Exercise directions:
The answer is the data repeated in full, with no pictures included.

Provided records section start

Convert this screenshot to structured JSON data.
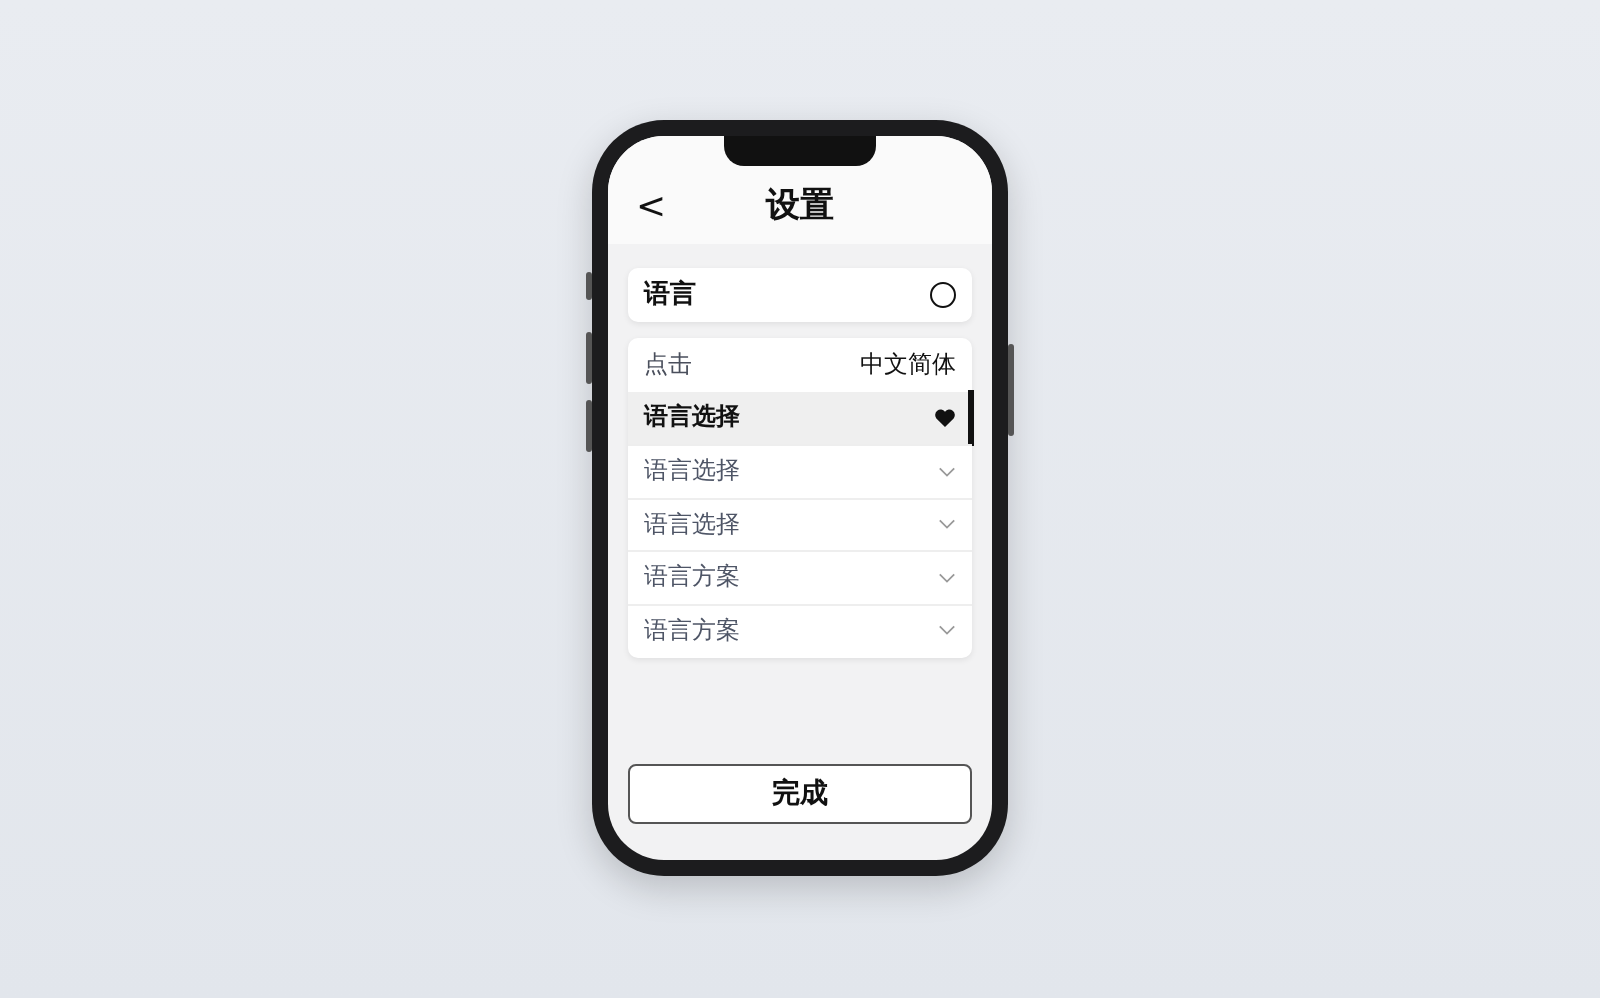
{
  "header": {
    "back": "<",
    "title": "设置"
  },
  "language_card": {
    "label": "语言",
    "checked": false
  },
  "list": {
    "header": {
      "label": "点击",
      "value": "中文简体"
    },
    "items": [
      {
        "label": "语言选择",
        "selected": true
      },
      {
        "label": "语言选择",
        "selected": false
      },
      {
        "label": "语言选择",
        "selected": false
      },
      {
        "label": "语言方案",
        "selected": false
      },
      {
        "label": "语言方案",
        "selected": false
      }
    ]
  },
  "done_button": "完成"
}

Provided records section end

Response to this exercise:
Convert this screenshot to structured JSON data.
{
  "header": {
    "back": "<",
    "title": "设置"
  },
  "language_card": {
    "label": "语言",
    "checked": false
  },
  "list": {
    "header": {
      "label": "点击",
      "value": "中文简体"
    },
    "items": [
      {
        "label": "语言选择",
        "selected": true
      },
      {
        "label": "语言选择",
        "selected": false
      },
      {
        "label": "语言选择",
        "selected": false
      },
      {
        "label": "语言方案",
        "selected": false
      },
      {
        "label": "语言方案",
        "selected": false
      }
    ]
  },
  "done_button": "完成"
}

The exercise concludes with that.